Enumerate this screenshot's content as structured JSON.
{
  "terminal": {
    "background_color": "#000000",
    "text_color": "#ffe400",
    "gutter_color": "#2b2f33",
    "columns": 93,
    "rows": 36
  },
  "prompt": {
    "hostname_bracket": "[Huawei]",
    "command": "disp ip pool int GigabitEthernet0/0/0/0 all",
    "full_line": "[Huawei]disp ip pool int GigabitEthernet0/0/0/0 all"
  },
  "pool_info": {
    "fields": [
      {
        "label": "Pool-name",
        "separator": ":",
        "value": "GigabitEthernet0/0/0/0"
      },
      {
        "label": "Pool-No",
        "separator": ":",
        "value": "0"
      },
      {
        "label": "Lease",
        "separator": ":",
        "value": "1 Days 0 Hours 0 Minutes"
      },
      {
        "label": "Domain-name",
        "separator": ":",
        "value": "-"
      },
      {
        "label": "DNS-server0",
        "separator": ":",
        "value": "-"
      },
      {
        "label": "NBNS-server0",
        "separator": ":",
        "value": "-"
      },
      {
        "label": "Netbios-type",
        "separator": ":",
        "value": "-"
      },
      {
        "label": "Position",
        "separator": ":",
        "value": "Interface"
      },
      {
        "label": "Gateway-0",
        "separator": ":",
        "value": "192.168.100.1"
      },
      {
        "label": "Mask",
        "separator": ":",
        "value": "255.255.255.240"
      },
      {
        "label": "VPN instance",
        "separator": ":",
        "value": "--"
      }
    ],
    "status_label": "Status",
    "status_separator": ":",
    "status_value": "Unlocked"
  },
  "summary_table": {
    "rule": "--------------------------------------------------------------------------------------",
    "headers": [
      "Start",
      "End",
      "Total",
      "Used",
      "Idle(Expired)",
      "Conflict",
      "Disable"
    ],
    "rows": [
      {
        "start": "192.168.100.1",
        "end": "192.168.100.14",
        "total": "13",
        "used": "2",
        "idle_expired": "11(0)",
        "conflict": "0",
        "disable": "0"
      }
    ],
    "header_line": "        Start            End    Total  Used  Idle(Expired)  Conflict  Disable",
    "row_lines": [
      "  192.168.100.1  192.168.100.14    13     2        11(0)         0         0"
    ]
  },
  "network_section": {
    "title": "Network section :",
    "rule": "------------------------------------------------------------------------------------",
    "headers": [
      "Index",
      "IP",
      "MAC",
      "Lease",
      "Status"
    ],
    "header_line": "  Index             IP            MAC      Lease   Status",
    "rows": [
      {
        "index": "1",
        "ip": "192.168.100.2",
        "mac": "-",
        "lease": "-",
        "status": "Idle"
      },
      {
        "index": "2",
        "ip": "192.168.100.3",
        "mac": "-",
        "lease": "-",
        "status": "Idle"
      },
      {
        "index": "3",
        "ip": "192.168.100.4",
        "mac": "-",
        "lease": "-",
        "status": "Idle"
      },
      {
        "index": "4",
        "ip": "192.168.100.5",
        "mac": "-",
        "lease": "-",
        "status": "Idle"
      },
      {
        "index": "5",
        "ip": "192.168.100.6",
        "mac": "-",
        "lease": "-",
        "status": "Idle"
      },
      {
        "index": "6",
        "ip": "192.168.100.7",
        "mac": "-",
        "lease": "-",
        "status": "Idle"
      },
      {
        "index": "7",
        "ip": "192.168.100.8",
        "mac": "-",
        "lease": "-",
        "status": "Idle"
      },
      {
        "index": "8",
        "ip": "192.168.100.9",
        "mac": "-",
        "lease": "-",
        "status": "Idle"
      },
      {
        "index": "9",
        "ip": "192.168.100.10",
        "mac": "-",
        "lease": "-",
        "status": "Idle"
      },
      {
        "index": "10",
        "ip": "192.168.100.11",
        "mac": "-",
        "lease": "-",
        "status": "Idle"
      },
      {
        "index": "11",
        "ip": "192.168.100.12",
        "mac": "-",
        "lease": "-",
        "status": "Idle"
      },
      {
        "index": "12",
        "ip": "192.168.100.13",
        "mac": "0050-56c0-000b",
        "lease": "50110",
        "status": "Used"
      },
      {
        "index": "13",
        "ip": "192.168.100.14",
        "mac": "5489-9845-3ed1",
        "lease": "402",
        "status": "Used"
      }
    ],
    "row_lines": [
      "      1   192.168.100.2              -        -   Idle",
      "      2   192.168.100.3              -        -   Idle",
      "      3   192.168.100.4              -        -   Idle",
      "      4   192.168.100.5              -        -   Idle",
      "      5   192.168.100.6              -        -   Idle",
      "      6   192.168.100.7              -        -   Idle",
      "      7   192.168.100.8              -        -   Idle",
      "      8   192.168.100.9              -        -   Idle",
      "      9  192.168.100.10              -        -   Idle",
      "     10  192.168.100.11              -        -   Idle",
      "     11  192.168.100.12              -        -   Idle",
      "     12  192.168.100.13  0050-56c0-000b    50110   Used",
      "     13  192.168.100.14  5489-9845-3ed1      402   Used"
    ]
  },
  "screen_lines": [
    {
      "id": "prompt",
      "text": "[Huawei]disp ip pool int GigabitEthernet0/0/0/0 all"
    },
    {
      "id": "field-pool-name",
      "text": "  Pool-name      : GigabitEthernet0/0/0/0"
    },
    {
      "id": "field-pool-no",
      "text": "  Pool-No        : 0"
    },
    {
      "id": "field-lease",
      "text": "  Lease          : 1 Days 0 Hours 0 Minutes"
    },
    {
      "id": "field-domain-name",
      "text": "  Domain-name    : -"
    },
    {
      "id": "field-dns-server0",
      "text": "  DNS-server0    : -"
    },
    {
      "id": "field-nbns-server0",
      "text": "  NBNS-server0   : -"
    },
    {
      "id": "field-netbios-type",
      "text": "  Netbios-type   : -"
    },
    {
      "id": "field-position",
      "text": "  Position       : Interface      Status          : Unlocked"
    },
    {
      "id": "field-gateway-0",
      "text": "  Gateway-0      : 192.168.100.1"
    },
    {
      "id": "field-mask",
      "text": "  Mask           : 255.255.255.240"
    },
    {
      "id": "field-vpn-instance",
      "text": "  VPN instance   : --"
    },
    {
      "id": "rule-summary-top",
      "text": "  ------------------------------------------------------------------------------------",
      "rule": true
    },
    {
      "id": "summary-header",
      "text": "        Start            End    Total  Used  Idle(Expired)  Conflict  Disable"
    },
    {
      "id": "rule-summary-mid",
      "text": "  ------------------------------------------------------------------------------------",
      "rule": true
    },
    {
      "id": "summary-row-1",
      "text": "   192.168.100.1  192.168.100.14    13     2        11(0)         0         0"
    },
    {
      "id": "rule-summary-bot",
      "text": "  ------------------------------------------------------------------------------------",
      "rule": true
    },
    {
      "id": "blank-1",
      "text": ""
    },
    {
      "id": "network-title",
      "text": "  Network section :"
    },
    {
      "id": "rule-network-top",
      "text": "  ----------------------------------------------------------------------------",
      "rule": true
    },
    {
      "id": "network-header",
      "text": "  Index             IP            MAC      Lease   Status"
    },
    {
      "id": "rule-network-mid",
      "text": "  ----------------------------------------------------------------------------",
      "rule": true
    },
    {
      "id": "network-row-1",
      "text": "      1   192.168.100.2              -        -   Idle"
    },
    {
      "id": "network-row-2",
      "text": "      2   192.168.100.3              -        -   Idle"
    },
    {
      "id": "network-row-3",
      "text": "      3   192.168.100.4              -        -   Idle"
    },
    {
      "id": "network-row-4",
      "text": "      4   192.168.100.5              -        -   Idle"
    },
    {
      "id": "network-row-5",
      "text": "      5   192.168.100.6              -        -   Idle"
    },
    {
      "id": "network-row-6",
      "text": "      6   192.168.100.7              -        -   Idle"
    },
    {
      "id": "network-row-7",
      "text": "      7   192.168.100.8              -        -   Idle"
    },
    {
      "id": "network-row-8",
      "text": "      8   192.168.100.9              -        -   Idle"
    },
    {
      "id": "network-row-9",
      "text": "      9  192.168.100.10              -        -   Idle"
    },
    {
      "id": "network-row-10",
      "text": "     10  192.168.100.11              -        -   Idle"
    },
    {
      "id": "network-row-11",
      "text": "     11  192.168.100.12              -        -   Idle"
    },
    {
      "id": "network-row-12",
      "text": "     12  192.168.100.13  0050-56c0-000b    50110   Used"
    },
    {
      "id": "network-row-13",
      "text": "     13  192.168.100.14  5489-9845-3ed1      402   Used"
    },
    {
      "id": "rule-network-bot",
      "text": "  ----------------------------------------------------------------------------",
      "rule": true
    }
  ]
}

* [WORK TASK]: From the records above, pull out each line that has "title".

* [ANSWER FOR THE TASK]:
    "title": "Network section :",
      "id": "network-title",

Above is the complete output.